  3. This is an incredibly sad story but is one of the very best. I think my favorite adaptation is Gary Sinise's version. Superbly directed and acted. John Malkovich is wonderful, and I've always thought that Sinise was and still is an underrated actor. The version with Blake & Quaid is a little disappointing. Your guess of Quaid's performance is spot on, as he doesn't quite make a sympathetic Lenny. I like Robert Blake, and he's okay but not exceptional.

    Anyway, great and thoughtful write-up, Becky, and quite a fun read.

  4. i do not know why this wonderful adaptation of a classic novel does not receive more respect and admiration ...both MEREDITH & CHANEY are superb...any remake could NEVER equal the dramatic heights of this version..i have seen it many times and it remains a favorite..thanx BECKY for doing service to an enduring AND endearing film!!!

  5. It's great to hear from you all. Bob, 1939 was indeed a unique year for American film. Dawn, you have just got to see this movie. Sark, I liked Sinise's version very much, and I agree that I don't understand why Sinise has been under-utilized as an actor. Malkovich was so good too. Doctor, you feel about this 1939 treatment of Steinbeck's great novel just as I do. I don't exactly know why it isn't as famous as it should be -- perhaps because it came out during that year and over time got a little lost in the shuffle. This is one of the very few movies who did absolute justice to the original novel, and it was superb.

  6. Becks, I hadn't thought about this movie in a long time; I really enjoyed your review. I thought Lon was good as Lenny, but I too prefer Malkovich's performancae. Burgess Meredith was is the standout for me in the 1939 version. When I first saw this film as a teen, I only knew him as The Penguin from TV's BATMAN series.

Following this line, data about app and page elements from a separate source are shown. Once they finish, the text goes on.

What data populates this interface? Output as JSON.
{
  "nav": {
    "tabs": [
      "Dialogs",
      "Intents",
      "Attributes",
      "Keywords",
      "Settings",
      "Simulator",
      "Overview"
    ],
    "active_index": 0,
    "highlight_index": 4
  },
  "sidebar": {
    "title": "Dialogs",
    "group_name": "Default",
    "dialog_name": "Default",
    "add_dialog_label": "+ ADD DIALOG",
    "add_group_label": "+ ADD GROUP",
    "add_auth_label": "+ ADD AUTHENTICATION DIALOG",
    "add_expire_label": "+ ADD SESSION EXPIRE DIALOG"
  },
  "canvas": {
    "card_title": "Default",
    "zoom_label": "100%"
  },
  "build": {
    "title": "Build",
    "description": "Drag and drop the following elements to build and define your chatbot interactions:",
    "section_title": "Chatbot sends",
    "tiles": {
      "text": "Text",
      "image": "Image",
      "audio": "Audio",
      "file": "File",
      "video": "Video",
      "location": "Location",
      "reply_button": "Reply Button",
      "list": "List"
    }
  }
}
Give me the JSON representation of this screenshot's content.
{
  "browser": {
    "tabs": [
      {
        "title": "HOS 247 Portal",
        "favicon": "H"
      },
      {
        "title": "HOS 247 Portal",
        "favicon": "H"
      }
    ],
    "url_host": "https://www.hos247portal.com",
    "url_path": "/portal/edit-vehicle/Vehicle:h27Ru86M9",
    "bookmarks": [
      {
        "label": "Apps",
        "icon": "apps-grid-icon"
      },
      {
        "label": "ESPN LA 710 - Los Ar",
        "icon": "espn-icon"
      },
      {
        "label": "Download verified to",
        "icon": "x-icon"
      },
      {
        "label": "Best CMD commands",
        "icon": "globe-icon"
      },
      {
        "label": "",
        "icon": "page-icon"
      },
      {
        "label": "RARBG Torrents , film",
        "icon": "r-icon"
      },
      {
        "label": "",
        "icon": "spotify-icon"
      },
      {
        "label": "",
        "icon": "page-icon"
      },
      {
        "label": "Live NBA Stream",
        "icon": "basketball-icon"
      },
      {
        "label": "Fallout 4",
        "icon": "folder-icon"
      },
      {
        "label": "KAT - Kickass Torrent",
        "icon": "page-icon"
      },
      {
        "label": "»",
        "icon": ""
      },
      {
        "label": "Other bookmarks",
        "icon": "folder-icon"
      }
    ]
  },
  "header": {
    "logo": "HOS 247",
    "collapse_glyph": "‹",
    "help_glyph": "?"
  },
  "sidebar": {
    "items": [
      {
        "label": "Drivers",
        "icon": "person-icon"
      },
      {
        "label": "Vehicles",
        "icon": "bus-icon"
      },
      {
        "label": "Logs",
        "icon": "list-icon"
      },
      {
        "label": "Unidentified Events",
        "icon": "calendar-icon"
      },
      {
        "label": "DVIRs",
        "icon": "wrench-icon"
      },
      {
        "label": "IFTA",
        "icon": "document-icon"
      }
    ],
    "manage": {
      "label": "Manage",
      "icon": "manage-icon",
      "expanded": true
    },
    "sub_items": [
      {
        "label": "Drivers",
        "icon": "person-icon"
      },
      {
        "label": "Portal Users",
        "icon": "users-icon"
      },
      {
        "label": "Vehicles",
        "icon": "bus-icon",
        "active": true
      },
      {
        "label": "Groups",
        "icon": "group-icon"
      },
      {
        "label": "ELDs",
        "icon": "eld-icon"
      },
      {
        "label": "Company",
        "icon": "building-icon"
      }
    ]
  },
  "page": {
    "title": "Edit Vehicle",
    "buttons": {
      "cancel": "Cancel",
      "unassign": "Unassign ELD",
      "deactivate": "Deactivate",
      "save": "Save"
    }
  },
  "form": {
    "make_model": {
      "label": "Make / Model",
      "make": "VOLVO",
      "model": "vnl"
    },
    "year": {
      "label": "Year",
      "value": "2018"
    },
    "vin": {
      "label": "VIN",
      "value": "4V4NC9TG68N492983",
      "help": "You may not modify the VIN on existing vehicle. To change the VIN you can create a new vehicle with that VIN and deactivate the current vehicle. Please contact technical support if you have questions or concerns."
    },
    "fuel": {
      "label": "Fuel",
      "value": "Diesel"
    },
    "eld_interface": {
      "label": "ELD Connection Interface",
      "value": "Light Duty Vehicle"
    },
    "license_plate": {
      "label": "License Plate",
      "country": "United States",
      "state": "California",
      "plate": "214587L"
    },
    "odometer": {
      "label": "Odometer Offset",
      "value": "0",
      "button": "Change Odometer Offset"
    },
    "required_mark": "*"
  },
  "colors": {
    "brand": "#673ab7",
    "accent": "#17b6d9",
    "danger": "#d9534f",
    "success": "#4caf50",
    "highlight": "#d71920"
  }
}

  7. Rick, thanks for coming by and commenting on my article. You and Sark are in sync about the Sinise version. As I said, I too thought it was excellent. But the original has, for me, more magic. John Malkovich was wonderful, but Lon Chaney's Lenny made my heart ache more. Burgess Meredith was indeed a stand-out as George. What a story!

  8. just saw the original again last night...still moving..great attention to the narration and language of the novel!!!

  9. I watched it last night too. It was on at 2:15 a.m. and I deliberately stayed up just to see it. I know I could have DVR'd it, but sometimes there is just something better about catching it when it's one and watching it.

  10. A typical Steinbeck story of humanity with all it's struggles. Really good article!

  11. I thought Lew Ayres as Candy did a marvelous job in the 1992 version. It broke my heart when they shot his dog because it was too old and smelly. And Candy thinking why they wouldn't just do the same to him. That was so sad!!! I'll have to netflix the original one. I love Burgess Meredith.